Between now and 2050 – less than 30 years – the world's population is likely to rise by 2.2 billion people. That, accompanied by rising global incomes, equates to a huge increase in the demand for food. To meet that need, agricultural production will need to rise by 60%.
Because we're already farming most of the suitable land, and because we cannot slash more forests for agriculture if we are at all serious about climate change, this growth must come from higher yields. New technologies look promising. From vertical farming and hydroponics to desert farming and the use of drones to 'smarten' farming, we are seeing advances in how food is produced - using fewer resources, taking advantage of environments previously not used for farming, and sometimes even reducing CO2 emissions.
Reducing Food Waste and Changing Diets
But increasing productivity isn't likely to be sufficient. We see today in some cases that crop yields and animal growth rates are falling. Perhaps, instead, the focus needs to be on our behaviours as consumers, on reducing food waste and changing diets.
Today, one-third of all food produced is not eaten. A lot of food is lost before it reaches our plates, but consumers too are responsible for enormous amounts of waste.
The meat and dairy-heavy diets of the developed world are contributing to our problems.
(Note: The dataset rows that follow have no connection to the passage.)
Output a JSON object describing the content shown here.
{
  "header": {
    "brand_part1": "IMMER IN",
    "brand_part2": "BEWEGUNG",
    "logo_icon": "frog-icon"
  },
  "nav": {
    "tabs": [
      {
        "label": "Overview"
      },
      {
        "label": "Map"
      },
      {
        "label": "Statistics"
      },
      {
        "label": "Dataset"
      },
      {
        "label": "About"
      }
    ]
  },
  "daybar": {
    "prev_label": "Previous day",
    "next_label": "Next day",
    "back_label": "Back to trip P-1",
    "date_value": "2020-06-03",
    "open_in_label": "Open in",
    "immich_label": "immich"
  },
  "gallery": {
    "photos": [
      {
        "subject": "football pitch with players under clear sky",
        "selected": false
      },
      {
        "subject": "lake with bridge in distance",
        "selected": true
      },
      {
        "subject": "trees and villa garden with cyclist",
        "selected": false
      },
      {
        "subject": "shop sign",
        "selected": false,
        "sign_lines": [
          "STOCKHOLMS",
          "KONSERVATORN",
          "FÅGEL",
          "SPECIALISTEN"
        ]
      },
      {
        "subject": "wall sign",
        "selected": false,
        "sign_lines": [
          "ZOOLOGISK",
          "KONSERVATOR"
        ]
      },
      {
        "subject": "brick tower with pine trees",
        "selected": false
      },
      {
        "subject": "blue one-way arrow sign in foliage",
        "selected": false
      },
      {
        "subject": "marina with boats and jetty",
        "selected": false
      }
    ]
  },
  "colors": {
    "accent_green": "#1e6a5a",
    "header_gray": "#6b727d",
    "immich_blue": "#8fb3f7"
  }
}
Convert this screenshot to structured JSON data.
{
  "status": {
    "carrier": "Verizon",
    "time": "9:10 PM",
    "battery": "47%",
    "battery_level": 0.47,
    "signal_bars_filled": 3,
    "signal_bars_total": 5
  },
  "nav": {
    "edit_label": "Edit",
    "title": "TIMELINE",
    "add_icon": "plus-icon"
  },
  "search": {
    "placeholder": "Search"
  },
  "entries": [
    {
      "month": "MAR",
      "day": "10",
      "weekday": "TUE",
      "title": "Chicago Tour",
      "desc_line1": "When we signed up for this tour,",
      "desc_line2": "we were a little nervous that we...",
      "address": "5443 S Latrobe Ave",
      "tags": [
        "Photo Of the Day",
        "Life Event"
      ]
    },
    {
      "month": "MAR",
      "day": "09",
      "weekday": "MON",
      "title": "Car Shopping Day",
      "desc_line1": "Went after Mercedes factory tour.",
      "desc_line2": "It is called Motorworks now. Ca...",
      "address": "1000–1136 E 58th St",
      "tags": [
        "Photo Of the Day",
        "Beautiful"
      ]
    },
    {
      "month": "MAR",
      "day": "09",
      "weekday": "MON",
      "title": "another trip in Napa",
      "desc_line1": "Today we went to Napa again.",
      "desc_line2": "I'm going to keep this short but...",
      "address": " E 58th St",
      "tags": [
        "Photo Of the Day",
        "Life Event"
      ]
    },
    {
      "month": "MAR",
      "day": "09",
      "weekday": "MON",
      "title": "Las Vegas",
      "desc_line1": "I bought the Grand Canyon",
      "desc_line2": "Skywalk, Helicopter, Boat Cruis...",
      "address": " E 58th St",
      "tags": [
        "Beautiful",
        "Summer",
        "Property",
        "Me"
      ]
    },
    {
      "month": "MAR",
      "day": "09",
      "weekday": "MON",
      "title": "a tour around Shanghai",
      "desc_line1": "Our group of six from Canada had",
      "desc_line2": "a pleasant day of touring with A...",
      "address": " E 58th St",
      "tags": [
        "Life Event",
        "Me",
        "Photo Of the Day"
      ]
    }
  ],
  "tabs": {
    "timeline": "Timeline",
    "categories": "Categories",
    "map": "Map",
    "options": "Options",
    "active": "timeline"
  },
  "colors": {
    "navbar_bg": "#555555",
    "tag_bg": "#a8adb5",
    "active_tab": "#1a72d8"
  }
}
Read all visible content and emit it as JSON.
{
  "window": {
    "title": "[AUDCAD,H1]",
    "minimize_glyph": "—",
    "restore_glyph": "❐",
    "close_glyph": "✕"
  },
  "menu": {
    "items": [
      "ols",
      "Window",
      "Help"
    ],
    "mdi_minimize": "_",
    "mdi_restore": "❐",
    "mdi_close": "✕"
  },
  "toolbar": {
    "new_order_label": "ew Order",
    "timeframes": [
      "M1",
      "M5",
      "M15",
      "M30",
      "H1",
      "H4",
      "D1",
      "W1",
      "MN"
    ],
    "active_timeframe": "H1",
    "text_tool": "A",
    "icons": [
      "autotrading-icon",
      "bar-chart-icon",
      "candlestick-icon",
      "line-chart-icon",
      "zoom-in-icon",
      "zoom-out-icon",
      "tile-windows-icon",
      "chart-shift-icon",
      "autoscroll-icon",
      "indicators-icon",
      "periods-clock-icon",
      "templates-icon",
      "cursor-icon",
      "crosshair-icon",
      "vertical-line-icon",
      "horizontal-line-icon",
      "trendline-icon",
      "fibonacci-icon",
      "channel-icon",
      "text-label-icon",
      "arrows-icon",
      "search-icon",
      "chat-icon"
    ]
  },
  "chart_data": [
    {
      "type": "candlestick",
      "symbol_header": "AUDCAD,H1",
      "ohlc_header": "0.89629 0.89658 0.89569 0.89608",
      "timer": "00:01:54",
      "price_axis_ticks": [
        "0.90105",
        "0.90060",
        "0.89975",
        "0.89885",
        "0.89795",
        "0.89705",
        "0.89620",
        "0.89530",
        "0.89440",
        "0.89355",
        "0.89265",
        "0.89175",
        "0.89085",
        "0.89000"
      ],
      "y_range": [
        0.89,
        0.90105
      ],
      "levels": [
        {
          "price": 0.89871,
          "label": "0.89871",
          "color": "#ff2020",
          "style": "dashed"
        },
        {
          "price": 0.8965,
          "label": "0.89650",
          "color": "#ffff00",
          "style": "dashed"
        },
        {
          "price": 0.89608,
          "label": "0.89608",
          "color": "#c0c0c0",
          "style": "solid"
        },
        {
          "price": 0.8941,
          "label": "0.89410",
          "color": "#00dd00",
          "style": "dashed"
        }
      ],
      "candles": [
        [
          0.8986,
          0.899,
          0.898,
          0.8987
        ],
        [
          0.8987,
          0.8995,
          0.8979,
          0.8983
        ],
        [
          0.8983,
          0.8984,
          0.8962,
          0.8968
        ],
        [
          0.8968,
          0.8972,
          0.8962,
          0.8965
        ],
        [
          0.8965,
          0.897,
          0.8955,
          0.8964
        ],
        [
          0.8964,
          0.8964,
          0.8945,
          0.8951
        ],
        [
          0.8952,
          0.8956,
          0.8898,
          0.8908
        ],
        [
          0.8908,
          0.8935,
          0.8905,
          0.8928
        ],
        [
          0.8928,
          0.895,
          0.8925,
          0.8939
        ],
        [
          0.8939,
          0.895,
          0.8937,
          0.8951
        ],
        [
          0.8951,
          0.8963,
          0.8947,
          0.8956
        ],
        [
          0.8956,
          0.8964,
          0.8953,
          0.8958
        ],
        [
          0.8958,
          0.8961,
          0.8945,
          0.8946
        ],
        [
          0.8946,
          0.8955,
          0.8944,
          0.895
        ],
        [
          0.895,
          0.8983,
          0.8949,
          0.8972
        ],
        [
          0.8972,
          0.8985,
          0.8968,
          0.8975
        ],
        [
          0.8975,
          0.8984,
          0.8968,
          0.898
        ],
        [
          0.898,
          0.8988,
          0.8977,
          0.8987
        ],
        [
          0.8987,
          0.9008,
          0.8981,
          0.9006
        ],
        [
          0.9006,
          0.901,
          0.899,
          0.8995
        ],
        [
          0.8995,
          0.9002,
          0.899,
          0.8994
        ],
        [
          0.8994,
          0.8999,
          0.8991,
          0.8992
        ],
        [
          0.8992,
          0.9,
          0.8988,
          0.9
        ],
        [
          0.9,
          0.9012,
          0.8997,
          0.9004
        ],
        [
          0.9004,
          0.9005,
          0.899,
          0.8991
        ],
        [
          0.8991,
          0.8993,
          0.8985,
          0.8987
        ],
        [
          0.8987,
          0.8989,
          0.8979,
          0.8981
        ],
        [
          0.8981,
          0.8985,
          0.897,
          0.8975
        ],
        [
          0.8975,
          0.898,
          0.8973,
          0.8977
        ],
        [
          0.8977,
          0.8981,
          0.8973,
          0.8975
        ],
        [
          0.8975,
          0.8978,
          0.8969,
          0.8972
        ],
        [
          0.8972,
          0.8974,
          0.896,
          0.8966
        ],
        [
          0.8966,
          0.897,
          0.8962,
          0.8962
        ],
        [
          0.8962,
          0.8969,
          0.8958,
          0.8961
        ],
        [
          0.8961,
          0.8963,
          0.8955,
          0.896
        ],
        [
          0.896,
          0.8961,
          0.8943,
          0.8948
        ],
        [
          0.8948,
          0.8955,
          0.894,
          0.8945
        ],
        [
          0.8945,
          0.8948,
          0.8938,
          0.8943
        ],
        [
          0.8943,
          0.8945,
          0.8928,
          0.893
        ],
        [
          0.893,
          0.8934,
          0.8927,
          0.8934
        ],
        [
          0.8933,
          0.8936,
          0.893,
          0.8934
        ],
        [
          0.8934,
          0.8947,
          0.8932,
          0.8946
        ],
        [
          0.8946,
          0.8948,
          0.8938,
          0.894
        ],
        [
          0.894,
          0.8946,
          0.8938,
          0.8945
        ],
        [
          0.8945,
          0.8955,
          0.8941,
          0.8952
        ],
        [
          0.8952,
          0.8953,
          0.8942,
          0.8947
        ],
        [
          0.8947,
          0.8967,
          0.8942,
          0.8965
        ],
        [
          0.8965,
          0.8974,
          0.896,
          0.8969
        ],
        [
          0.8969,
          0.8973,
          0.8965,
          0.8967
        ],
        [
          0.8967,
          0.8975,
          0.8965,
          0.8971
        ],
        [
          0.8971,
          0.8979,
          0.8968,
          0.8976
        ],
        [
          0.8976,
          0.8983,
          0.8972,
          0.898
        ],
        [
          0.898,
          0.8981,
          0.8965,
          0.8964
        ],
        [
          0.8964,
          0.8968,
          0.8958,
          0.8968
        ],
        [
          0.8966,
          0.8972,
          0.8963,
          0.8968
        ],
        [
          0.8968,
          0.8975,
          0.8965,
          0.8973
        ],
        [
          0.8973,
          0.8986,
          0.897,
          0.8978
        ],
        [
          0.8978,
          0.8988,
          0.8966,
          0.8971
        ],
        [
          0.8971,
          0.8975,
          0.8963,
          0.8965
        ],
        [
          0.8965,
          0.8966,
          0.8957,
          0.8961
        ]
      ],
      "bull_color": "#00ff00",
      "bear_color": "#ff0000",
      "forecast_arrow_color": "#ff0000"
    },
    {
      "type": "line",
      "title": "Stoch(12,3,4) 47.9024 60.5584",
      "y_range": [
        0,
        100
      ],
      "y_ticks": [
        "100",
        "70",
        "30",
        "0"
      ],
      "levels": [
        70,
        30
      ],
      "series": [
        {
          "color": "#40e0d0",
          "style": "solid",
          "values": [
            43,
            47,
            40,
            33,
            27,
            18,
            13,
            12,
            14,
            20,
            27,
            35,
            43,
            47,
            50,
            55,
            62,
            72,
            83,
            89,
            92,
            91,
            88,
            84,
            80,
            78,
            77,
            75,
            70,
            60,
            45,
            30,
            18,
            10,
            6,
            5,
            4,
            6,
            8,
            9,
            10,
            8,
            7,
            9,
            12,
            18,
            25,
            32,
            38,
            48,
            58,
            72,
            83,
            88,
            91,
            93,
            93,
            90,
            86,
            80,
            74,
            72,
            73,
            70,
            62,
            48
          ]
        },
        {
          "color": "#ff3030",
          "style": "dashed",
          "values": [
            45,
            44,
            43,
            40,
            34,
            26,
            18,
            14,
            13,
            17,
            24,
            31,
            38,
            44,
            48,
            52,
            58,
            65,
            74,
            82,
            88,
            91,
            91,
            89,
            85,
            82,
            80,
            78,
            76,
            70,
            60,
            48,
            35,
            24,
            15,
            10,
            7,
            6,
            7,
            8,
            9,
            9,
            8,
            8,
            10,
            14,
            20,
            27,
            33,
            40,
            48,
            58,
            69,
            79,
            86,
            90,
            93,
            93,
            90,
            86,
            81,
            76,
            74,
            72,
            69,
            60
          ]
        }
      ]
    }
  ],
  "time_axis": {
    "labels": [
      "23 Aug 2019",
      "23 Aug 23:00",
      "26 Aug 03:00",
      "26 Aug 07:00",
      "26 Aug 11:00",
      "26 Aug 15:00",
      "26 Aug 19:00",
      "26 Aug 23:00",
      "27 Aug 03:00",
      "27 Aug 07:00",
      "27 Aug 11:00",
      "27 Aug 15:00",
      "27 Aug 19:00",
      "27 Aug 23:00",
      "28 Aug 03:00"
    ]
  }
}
Raising livestock is extremely resource-intensive and produces far fewer calories and nutrients per gram than plants. Beef production, for example, requires 20 times more land and emits 20 times more greenhouse gasses per gram of edible protein than common plant proteins, such as beans and peas.
So, the question is, what will it take to feed the world in 2050? Will technology be the panacea we hope, or do we need behaviour change on a massive scale?